Back to Archives

Post shopping thrills

Checking in with South Sound theater

Email Article Print Article Share on Facebook Share on Reddit Share on StumbleUpon

It’s a busy time in theater, so I’ll get right to it.

I wasn’t wowed by Capital Playhouse’s staging of Walter Jones’ “The 1940s Radio Hour.” I wanted to be wowed. It wasn’t a bad show. It was actually entertaining. But I wanted more. The first trouble was the script. The show focuses on a New York radio studio, where the cast is staging a live holiday show. It’s sort of a play within a play that has the audience playing the role of flies on the wall and then as the audience of the radio show, which comes with the standard big band music you would expect from a show staged during the war years. The script just didn’t go anywhere. It had a few side stories and back stories, but the storyline itself was fairly straightforward. The crew was staging a show. Period.

It was nice to see the actors adding their own nuances to the show. Zoot Doubleman (played by Troy Fisher) actually writes notations on his sheet music during a rehearsal scene, for example. And there are a few flirty glances between cast members from time to time. But they don’t go anywhere.

The show runs at 7:30 p.m. Wednesday through Saturday and Sunday at 2 p.m. until Dec. 22. There will be special matinees on Friday, Dec. 21, and Saturday, Dec. 22, at 2 p.m. Tickets are $29 to $35 for adults, $23 to $29 for seniors and students. Capital Playhouse is located at 612 E. Fourth Ave. in Olympia. Call 360.943.2744 or visit: for more information.

Harlequin Production’s “Operation Stardust” has better jive.

The trooper of the day award goes to Elise Campello, who plays Esther Smith in Tacoma Musical Playhouse’s production of “Meet Me in St. Louis.” During “Under the Bamboo Tree,” she battled to keep her wig on as it teetered and tottered during the dance number. She battled through it under the true “the show must go on” mantra.

As for the show itself, it was what it was. It is a bubblegum show that was well cast and well executed for the most part. However, at times the timing seemed to lag just a few seconds too long as the scenes changed. When Rose Smith (Cheryl Hendricks) and Warren Sheffield (Jon Huntsman) entered a party already in session, the gathering was otherwise quiet and still as if other cast members were frozen until the pair entered. There was none of that silent “talking” actors do to denote other conversations are underway.

The use of a rotating set to show the outside and inside of the house, however, was a cool feature.

This show is worth the ticket price — if you can get one. The whole run of the show is 88 percent sold already.

The show runs through Dec. 16 with shows at 8 p.m. Friday and Saturday and at 2 p.m. Saturday. All regular Sunday shows were sold out before the show opened.

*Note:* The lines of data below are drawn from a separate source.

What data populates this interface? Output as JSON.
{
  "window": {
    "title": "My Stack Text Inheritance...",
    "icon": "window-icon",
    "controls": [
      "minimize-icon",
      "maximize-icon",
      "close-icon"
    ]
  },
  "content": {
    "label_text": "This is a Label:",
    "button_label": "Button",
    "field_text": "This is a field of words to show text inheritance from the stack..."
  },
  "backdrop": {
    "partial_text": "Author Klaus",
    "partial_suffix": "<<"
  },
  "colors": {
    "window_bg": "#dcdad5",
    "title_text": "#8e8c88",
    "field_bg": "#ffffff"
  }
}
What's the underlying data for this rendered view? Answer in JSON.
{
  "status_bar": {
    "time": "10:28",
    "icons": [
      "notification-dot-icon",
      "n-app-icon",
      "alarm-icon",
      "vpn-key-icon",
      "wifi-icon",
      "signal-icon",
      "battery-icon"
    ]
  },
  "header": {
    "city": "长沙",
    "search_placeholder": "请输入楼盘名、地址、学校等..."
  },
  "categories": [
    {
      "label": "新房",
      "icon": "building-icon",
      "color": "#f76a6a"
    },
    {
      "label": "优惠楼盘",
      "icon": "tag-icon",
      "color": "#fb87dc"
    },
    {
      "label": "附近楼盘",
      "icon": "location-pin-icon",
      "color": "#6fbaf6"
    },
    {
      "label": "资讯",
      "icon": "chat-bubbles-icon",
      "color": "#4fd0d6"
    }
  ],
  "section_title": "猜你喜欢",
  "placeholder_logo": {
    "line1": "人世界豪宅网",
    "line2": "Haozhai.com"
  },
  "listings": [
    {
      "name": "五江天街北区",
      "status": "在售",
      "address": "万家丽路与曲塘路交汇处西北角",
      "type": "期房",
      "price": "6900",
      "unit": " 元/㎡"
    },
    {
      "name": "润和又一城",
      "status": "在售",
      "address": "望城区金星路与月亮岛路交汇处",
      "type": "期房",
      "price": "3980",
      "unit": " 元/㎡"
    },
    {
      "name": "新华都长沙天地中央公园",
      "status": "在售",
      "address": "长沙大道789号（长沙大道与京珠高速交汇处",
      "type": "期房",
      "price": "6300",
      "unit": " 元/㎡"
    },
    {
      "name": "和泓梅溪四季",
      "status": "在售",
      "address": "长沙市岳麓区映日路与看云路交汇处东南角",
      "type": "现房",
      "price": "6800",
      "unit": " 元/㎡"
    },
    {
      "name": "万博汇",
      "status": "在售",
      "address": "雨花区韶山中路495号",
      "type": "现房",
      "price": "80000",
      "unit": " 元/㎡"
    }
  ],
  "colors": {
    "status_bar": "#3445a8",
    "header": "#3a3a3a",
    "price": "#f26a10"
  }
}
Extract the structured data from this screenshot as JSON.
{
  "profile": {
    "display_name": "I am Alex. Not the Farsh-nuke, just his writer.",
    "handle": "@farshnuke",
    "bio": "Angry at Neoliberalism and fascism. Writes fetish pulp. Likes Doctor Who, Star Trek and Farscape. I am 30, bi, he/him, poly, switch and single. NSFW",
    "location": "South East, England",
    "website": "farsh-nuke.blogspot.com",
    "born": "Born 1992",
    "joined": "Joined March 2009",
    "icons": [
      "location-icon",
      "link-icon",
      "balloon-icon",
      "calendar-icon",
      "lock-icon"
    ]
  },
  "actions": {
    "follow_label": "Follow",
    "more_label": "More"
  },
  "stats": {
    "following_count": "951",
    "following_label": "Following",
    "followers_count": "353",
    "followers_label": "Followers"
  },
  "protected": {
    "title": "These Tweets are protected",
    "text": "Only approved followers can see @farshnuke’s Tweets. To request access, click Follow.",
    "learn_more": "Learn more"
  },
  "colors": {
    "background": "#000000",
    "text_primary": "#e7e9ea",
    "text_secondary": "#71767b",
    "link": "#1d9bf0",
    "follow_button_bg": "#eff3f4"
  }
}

The Narrows Theatre is located at 7116 Sixth Ave. Tickets are $23 for adults, $21 for students, seniors and military and $16 for children 12 and under. Call 253.565.6867 or visit for more information.

On another note, Classical Youth Ballet, a Lakewood-based ballet troupe, is staging its version of “The Nutcracker,“ and it needs to do well. All indications are that it will since it has some fine dancing pedigree behind it. The school has trained dancers who have gone on to places such as School of American Ballet in New York, Pacific Northwest Ballet School of Seattle, the Rock Ballet School of Philadelphia and the Evergreen City Ballet.

The artistic director, Laura L. Berry, received her training from Brigette DeCalle, a principal dancer for the Kirov Ballet in Russia. Berry has danced with the Joffrey Ballet, the Milwaukee Ballet, and the Ham Berge Ballet of Germany. She also danced with the Pacific Northwest Ballet for many years. But Berry also is trained and certified in early childhood psychological development, so she knows both sides of the ballet instructing world.

Give them a look this holiday season. The show will run at 2 p.m. and 7 p.m. Saturday, Dec. 8, and 2 p.m. on Sunday, Dec. 9, at Curtis High School, 8425 40th St. W., in University Place. Visit or call 253.584.2101.

comments powered by Disqus